Start of INPUT RECORDS

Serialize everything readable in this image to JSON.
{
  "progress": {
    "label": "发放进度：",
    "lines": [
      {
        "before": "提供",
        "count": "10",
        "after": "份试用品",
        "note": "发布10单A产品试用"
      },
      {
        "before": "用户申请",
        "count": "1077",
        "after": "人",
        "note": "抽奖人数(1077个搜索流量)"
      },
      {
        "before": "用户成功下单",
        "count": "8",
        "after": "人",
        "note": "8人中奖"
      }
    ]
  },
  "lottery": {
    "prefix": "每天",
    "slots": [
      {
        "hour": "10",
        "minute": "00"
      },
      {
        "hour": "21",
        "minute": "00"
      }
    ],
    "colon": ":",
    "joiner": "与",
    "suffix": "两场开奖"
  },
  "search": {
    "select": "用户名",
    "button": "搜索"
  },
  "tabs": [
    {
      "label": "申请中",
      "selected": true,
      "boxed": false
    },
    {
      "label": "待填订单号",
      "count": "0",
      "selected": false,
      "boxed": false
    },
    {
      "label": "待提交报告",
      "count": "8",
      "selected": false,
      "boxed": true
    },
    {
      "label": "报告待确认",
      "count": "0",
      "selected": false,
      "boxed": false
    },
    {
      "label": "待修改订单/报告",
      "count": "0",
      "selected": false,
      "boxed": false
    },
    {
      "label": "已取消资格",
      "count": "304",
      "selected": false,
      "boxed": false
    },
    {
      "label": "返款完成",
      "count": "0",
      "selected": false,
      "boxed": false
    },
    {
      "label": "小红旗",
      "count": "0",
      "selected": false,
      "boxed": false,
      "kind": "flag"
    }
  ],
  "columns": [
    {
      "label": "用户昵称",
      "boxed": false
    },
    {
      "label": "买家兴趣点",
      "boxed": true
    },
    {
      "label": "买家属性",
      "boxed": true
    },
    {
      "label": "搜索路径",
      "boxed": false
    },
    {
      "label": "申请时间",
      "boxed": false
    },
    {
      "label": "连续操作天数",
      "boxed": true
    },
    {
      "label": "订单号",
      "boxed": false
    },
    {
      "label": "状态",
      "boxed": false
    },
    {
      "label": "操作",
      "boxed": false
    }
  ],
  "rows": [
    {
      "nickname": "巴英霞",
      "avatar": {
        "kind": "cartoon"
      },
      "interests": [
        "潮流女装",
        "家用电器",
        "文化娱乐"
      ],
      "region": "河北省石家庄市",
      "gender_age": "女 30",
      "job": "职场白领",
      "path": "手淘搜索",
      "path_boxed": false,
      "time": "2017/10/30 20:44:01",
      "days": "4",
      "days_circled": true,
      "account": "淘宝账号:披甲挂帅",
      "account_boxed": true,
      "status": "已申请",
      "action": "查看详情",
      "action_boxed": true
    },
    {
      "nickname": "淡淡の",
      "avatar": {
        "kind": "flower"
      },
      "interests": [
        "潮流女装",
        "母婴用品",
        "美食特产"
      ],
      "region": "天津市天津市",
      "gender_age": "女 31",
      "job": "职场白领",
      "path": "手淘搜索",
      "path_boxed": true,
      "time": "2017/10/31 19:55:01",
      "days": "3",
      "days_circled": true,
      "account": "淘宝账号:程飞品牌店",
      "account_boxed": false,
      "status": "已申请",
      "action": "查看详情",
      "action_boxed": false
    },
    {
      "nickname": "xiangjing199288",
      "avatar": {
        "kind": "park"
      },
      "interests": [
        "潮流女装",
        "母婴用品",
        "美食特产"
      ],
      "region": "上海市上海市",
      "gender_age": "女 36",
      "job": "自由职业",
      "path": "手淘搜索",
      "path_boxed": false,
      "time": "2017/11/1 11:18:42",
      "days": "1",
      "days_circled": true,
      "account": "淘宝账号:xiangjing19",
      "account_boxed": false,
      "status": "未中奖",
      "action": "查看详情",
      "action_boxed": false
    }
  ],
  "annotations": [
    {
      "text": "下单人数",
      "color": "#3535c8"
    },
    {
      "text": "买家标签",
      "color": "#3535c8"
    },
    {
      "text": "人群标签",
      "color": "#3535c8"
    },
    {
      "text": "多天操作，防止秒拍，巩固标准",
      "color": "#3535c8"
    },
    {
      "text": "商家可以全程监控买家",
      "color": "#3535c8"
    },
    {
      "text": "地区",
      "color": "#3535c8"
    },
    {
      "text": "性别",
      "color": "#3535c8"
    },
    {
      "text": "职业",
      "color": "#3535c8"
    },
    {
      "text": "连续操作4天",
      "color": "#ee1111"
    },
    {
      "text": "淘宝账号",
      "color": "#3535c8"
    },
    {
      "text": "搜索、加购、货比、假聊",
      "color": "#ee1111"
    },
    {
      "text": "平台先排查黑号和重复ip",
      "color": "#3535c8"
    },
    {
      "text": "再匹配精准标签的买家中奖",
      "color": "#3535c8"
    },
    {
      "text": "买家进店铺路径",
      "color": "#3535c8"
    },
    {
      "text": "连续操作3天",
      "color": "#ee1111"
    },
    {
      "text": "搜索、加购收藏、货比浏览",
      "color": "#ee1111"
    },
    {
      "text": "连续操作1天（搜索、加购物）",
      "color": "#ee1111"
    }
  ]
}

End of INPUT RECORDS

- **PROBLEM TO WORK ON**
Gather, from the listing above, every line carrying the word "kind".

- **WRITTEN RESPONSE**
      "kind": "flag"
        "kind": "cartoon"
        "kind": "flower"
        "kind": "park"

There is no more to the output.